News: Scarborough had an interesting discussion about the role Jon Stewart and Stephen Colbert played in the 2006 elections. The discussion soon devolved into a debate about how much influence YouTube had in the Democrats winning the Senate races in Montana and Virginia.
During the campaign, Senator Allen in Virginia got caught on video calling a Webb volunteer who was of Indian descent a “macaca,” which means a kind of monkey. Senator Burns was caught on video several times saying that we should be worried about enemies “who drive taxi cabs during the day” and who kill at night. Burns was also caught nearly falling asleep during an agricultural committee hearing.
Analysis: Senator Allen’s double digit lead soon evaporated after the “macaca” incident, so there’s probably little doubt the incident seriously hurt his campaign. I didn’t follow the Burns campaign as closely, but will check to see if I can find any numbers from his campaign.

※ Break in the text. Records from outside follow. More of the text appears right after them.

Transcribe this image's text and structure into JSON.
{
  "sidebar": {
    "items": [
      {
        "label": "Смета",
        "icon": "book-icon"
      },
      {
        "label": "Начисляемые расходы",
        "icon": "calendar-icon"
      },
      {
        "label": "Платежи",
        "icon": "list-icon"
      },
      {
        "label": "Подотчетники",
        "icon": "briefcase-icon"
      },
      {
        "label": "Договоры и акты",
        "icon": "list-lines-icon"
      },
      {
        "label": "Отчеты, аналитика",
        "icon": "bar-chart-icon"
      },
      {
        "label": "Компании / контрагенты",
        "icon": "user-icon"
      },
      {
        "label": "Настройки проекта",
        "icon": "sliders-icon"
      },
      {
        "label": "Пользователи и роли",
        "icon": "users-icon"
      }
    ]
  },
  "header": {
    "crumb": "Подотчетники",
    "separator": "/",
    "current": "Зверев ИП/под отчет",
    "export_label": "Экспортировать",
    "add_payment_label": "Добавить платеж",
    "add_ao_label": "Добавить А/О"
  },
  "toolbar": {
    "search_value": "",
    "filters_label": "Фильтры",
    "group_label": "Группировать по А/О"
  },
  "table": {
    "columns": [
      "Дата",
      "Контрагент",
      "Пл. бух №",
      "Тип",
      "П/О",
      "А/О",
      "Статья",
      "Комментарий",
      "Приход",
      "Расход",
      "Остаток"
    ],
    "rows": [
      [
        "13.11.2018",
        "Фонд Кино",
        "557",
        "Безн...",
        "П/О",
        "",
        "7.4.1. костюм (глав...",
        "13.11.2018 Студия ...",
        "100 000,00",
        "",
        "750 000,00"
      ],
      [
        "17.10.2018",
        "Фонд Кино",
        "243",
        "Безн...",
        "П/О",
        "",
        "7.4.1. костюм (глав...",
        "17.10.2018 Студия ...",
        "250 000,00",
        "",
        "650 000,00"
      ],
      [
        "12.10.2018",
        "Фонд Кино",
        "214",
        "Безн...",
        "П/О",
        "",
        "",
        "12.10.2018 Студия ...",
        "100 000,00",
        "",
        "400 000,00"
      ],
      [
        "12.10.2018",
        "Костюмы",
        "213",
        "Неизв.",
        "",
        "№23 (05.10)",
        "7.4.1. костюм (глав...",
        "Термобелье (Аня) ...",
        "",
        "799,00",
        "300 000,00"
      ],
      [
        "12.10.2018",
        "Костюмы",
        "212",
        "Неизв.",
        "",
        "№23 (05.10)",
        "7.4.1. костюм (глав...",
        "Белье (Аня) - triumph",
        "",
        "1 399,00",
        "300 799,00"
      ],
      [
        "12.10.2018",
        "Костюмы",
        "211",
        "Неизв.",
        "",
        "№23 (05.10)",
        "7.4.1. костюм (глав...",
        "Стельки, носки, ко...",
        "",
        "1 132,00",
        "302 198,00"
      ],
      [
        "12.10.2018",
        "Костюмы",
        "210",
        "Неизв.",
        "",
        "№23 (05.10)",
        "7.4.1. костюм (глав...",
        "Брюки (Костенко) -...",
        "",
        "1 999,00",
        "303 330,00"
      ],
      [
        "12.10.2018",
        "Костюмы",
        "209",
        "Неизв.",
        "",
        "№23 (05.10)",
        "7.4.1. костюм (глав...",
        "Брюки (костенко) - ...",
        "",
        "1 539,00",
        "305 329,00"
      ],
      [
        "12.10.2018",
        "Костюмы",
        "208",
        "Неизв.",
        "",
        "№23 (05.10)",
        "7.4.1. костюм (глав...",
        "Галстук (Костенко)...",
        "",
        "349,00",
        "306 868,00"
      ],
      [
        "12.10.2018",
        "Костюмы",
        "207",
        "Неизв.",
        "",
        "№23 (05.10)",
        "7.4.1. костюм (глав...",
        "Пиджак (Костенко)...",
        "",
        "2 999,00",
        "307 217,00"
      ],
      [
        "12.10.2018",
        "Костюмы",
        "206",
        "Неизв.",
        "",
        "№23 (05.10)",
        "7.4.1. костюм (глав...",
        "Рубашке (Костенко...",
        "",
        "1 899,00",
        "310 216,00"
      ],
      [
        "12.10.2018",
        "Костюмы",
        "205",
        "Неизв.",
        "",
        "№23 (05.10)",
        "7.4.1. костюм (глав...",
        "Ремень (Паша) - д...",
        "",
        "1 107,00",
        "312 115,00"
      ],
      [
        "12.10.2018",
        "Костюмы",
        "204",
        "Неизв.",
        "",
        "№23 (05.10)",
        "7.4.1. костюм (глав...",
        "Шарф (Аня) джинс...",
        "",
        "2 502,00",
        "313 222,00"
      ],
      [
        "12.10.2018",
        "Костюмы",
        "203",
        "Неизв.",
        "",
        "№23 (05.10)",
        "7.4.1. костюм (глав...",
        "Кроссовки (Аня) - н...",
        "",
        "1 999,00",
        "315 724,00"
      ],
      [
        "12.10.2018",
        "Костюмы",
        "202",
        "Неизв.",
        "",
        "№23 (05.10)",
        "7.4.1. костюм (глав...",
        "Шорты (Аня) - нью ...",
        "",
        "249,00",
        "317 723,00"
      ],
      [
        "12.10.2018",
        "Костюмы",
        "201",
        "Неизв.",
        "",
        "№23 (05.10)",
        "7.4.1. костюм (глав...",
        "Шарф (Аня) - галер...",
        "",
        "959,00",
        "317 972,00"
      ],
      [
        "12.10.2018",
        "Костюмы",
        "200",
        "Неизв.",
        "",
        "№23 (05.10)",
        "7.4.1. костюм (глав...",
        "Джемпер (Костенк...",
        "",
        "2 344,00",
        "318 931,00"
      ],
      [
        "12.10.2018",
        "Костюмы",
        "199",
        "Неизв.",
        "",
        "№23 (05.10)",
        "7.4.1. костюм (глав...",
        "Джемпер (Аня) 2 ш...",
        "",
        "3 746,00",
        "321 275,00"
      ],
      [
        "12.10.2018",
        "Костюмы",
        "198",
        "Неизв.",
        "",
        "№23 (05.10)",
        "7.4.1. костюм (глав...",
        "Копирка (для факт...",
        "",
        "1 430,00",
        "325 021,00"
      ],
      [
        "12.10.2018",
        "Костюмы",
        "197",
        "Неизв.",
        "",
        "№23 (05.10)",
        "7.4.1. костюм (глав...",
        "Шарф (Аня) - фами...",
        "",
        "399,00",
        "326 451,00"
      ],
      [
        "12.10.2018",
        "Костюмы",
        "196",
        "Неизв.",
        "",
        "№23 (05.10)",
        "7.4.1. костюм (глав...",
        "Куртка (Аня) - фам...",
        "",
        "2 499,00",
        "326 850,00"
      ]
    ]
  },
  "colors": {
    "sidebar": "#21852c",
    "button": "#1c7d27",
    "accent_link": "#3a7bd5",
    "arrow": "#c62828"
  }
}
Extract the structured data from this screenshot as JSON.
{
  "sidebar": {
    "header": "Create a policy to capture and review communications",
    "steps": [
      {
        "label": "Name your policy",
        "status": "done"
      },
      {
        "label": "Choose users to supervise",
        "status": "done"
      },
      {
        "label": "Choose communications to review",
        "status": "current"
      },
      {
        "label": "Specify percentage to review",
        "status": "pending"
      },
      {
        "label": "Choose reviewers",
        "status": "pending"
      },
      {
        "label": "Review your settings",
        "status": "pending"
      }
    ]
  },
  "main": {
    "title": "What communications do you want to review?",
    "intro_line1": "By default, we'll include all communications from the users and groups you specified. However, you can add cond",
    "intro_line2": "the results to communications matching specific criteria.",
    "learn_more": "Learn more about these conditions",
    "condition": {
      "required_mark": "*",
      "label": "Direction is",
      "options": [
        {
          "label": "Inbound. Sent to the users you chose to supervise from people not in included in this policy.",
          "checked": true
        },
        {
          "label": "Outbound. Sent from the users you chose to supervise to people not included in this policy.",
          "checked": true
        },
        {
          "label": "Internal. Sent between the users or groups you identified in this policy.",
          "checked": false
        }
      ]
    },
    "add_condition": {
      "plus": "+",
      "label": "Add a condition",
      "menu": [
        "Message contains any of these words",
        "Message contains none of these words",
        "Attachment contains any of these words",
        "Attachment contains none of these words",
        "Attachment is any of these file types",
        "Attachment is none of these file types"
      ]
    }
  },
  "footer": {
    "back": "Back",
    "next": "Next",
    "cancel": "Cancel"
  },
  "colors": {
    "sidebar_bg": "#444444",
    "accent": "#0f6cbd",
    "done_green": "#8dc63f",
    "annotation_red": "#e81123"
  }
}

As far as YouTube’s role in all this, the Allen “macaca” video did generate over 400,000 hits (in today’s count), so in an election that Jim Webb won by fewer than 9,000 votes, the video probably did matter. To the extent YouTube gave people access to the video, it probably had an effect on the election.